**WHAT THE EXERCISE ASKS:**
Exactly as they stand, give the records below again, with no images.
★ ★ ★
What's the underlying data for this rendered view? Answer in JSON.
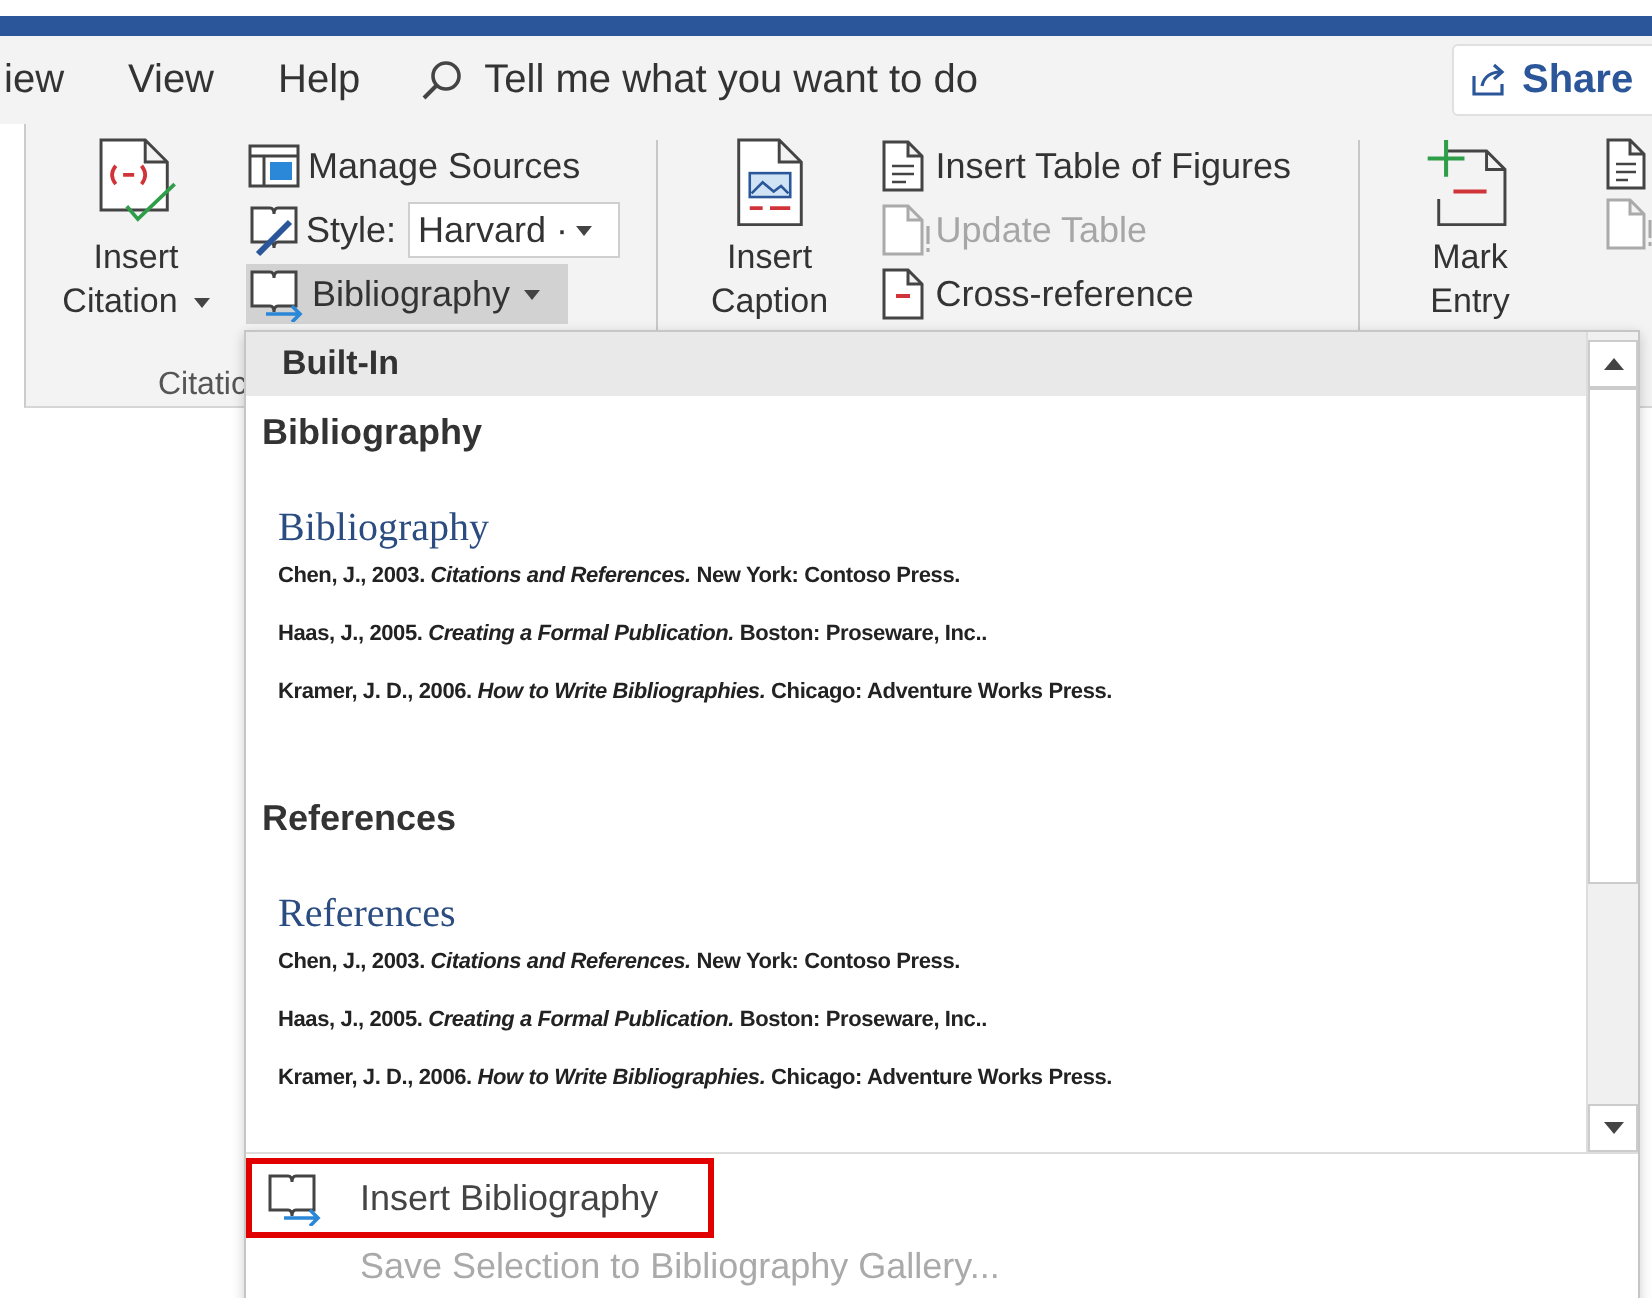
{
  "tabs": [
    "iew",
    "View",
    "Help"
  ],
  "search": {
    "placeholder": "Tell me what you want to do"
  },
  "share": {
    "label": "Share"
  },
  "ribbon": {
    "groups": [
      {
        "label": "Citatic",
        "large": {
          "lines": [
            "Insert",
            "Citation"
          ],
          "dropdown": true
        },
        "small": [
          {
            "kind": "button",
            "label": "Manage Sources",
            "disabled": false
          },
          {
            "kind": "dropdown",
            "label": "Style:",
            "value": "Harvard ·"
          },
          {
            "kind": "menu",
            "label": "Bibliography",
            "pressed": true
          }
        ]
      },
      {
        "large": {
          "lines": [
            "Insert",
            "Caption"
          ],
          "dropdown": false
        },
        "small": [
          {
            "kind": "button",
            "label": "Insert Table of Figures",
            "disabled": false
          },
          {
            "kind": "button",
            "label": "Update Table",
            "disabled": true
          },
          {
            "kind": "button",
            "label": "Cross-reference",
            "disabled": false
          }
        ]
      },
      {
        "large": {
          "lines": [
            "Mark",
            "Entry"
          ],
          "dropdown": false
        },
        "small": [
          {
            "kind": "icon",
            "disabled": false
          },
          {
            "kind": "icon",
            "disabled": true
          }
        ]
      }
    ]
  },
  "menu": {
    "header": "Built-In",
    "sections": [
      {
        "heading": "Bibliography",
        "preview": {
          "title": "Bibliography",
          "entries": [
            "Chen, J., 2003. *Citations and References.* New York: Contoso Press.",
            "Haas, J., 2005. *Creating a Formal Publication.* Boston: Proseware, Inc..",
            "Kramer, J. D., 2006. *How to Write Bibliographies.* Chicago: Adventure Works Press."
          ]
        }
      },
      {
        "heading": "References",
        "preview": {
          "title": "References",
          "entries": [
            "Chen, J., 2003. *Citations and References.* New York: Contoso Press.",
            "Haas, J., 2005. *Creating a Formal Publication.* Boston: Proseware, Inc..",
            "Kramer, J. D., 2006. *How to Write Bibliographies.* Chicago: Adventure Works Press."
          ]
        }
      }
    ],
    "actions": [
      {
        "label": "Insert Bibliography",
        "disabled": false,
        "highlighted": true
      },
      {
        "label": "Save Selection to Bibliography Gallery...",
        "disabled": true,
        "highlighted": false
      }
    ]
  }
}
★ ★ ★
**ANSWER SECTION:**
What's the underlying data for this rendered view? Answer in JSON.
{
  "tabs": [
    "iew",
    "View",
    "Help"
  ],
  "search": {
    "placeholder": "Tell me what you want to do"
  },
  "share": {
    "label": "Share"
  },
  "ribbon": {
    "groups": [
      {
        "label": "Citatic",
        "large": {
          "lines": [
            "Insert",
            "Citation"
          ],
          "dropdown": true
        },
        "small": [
          {
            "kind": "button",
            "label": "Manage Sources",
            "disabled": false
          },
          {
            "kind": "dropdown",
            "label": "Style:",
            "value": "Harvard ·"
          },
          {
            "kind": "menu",
            "label": "Bibliography",
            "pressed": true
          }
        ]
      },
      {
        "large": {
          "lines": [
            "Insert",
            "Caption"
          ],
          "dropdown": false
        },
        "small": [
          {
            "kind": "button",
            "label": "Insert Table of Figures",
            "disabled": false
          },
          {
            "kind": "button",
            "label": "Update Table",
            "disabled": true
          },
          {
            "kind": "button",
            "label": "Cross-reference",
            "disabled": false
          }
        ]
      },
      {
        "large": {
          "lines": [
            "Mark",
            "Entry"
          ],
          "dropdown": false
        },
        "small": [
          {
            "kind": "icon",
            "disabled": false
          },
          {
            "kind": "icon",
            "disabled": true
          }
        ]
      }
    ]
  },
  "menu": {
    "header": "Built-In",
    "sections": [
      {
        "heading": "Bibliography",
        "preview": {
          "title": "Bibliography",
          "entries": [
            "Chen, J., 2003. *Citations and References.* New York: Contoso Press.",
            "Haas, J., 2005. *Creating a Formal Publication.* Boston: Proseware, Inc..",
            "Kramer, J. D., 2006. *How to Write Bibliographies.* Chicago: Adventure Works Press."
          ]
        }
      },
      {
        "heading": "References",
        "preview": {
          "title": "References",
          "entries": [
            "Chen, J., 2003. *Citations and References.* New York: Contoso Press.",
            "Haas, J., 2005. *Creating a Formal Publication.* Boston: Proseware, Inc..",
            "Kramer, J. D., 2006. *How to Write Bibliographies.* Chicago: Adventure Works Press."
          ]
        }
      }
    ],
    "actions": [
      {
        "label": "Insert Bibliography",
        "disabled": false,
        "highlighted": true
      },
      {
        "label": "Save Selection to Bibliography Gallery...",
        "disabled": true,
        "highlighted": false
      }
    ]
  }
}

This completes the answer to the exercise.